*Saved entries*
..............................

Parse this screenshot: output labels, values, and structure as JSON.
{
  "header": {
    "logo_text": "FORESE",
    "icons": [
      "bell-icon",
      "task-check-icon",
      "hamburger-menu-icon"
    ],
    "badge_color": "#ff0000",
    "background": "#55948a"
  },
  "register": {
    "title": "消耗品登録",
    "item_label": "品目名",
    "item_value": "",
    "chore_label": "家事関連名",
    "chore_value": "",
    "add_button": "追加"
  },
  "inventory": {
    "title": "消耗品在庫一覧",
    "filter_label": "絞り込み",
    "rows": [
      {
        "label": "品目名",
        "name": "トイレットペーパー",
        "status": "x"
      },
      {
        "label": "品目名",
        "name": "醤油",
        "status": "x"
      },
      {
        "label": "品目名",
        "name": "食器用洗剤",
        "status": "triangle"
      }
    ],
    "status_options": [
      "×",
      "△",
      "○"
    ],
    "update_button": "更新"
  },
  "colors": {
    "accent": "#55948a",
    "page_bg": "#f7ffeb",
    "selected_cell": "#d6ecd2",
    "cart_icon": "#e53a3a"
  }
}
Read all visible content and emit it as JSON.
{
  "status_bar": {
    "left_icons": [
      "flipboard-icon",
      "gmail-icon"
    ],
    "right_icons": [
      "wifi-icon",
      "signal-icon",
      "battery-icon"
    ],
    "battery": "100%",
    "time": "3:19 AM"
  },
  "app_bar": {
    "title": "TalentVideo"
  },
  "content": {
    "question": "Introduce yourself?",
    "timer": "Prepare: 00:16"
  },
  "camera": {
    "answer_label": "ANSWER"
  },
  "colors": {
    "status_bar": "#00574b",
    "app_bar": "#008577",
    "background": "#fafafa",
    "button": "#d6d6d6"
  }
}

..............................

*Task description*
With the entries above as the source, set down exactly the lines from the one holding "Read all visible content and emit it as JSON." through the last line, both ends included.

*Written answer*
Read all visible content and emit it as JSON.
{
  "status_bar": {
    "left_icons": [
      "flipboard-icon",
      "gmail-icon"
    ],
    "right_icons": [
      "wifi-icon",
      "signal-icon",
      "battery-icon"
    ],
    "battery": "100%",
    "time": "3:19 AM"
  },
  "app_bar": {
    "title": "TalentVideo"
  },
  "content": {
    "question": "Introduce yourself?",
    "timer": "Prepare: 00:16"
  },
  "camera": {
    "answer_label": "ANSWER"
  },
  "colors": {
    "status_bar": "#00574b",
    "app_bar": "#008577",
    "background": "#fafafa",
    "button": "#d6d6d6"
  }
}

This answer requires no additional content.